I’ll attribute my good luck with this book to a few things – NYC produce is shit 40 weeks a year but I was in the perfect summer window; I learned my lesson and went out of my way to find the ingredients she recommends, and used her super-helpful regional pantry lists when needed; I paid more attention to technique and detail than I sometimes do. Embracing the simple life can be a risk – but with the right ingredients and attention to detail, you can be Nicole Richie and no one will even remember that Paris girl.
make this one thing:
- 1 large (12 oz., 340g) cucumber, seeded thinly sliced
- 1 small red onion, or 6 spring onions, thinly sliced
- 1 cup (1/5 oz., 45g) chopped kale or cilantro [I used spinach]
- 12 oz (340g) extra-firm tofu, cut into 1/2-inch (1.2cm) cubes [not pictured, I skipped this]
- 3 stalks lemongrass, tender center only, minced
- 1/4 cup (60ml) brown rice vinegar
- 1/4 cup (60ml) freshly squeezed lemon juice
- 3 tablespoons natural brown sugar or honey
- Scant 1 teaspoon fine-grain sea salt
- Scant 1/2 teaspoon red pepper flakes
- 1/2 cup (3 oz., 90g) toasted pine nuts
- 1 lime, cut into wedges
- Optional: soba noodles, brown rice, farro, or salad greens, to bulk it up into meal shape
- Place the cucumber, onion, kale and tofu in a large mixing bowl.
- In a small saucepan over medium heat, combine the lemongrass, vinegar, lemon juice, brown sugar, and salt and simmer for a couple of minutes - long enough for the sugar to dissolve.
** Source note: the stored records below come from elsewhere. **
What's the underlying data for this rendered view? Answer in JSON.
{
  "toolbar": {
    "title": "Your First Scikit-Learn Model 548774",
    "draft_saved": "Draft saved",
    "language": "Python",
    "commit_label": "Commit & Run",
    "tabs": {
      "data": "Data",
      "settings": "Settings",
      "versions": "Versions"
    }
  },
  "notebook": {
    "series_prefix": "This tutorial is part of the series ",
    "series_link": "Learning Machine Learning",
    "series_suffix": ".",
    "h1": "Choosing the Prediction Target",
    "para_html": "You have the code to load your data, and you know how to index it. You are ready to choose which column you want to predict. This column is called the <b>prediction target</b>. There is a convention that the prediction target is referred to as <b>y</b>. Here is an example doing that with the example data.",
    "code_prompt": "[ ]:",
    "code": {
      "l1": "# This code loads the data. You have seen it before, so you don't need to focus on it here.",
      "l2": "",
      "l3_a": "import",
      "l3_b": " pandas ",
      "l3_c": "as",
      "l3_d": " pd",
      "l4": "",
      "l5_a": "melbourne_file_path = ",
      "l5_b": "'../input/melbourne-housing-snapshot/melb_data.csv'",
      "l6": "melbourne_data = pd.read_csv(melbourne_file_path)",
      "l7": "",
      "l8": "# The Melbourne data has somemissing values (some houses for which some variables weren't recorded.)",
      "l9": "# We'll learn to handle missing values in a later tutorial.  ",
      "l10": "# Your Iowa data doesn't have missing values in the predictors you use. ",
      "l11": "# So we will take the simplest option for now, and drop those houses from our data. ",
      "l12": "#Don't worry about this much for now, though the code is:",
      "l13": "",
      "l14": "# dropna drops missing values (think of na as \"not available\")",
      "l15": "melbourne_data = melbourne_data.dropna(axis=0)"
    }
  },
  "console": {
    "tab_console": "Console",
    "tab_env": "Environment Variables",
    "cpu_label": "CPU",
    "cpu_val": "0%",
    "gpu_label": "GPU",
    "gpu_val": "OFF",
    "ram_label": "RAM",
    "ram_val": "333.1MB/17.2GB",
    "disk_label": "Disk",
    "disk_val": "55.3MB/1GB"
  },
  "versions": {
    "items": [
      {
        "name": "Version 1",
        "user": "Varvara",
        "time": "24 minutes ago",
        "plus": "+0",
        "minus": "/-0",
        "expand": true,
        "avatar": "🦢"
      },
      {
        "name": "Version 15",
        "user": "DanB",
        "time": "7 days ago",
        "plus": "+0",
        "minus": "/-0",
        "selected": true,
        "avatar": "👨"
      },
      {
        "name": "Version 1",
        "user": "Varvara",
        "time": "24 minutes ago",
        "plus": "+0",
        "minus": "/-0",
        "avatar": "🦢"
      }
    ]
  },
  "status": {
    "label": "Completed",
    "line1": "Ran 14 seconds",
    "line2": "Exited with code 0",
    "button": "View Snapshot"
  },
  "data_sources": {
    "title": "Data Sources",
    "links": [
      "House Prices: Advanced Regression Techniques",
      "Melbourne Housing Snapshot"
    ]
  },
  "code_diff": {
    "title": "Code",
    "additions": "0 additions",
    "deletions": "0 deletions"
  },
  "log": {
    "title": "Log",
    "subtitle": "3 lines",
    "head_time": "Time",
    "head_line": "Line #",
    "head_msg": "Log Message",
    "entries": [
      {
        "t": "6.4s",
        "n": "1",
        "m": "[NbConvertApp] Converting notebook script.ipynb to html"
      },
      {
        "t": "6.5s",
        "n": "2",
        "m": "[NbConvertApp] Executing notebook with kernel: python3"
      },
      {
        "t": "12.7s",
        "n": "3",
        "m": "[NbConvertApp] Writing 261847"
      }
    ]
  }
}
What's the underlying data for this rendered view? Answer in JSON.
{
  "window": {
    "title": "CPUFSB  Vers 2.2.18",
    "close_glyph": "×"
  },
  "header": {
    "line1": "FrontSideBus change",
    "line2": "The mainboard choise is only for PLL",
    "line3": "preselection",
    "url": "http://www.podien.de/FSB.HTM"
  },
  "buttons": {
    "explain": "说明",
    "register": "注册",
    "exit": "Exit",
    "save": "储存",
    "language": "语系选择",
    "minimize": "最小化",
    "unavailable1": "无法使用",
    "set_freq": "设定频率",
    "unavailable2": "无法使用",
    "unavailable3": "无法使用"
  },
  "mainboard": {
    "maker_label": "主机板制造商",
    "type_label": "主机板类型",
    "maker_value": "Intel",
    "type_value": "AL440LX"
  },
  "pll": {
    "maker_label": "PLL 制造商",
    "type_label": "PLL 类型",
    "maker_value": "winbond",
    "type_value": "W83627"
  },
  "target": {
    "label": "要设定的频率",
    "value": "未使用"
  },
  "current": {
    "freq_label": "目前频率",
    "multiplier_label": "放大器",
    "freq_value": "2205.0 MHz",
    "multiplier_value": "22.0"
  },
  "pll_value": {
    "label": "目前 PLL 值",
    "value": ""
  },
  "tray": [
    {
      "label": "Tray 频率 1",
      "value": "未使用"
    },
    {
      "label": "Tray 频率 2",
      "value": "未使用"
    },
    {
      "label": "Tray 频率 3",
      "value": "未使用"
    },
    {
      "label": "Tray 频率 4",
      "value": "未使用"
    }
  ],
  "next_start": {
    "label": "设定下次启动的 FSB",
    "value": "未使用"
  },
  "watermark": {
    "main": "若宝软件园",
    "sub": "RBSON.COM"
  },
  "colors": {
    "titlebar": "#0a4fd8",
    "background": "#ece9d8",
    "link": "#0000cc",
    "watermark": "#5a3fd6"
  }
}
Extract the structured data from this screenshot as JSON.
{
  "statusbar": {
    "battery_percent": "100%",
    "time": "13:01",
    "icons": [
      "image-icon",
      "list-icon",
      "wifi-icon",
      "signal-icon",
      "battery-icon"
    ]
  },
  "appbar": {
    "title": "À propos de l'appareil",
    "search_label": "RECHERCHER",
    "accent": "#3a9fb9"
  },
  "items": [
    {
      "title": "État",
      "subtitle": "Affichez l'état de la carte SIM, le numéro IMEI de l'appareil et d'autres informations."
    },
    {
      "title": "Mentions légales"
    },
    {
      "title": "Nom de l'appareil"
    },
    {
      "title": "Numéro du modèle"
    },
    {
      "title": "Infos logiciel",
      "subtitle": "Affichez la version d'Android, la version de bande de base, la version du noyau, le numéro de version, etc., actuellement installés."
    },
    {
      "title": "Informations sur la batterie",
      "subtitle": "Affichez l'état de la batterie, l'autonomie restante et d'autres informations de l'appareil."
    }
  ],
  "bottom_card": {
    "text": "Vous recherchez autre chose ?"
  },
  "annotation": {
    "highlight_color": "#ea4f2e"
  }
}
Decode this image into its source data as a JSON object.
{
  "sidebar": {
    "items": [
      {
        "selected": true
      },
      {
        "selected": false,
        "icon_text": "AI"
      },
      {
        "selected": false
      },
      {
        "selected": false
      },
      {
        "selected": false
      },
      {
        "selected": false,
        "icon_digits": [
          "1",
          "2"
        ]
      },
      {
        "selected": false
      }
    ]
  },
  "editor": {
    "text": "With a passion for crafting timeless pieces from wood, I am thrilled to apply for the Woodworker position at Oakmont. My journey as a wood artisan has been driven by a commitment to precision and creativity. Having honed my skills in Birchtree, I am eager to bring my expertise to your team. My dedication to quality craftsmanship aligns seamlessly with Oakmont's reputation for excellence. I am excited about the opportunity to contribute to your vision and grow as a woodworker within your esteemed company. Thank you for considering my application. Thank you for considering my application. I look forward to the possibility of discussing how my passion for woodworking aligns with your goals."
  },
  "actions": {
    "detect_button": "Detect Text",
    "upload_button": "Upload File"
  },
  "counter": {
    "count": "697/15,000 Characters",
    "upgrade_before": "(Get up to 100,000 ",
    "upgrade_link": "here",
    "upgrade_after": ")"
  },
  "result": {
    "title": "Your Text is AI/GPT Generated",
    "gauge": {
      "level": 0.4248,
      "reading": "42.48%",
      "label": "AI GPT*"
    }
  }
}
Remove from heat and whisk in the red pepper flakes. Let cool for 5 minutes and pour over the cucumber mixture. Toss gently but thoroughly and let sit for at least 15 minutes. Toss again and adjust the salt and red pepper to taste.
- To serve, drain off any residual liquid from the cucumber mixture; if you're service the salad with soba, salad greens, or grains, toss these with this liquid. Top with pine nuts and a good squeeze of lime. Serve the remaining lime wedges at the table.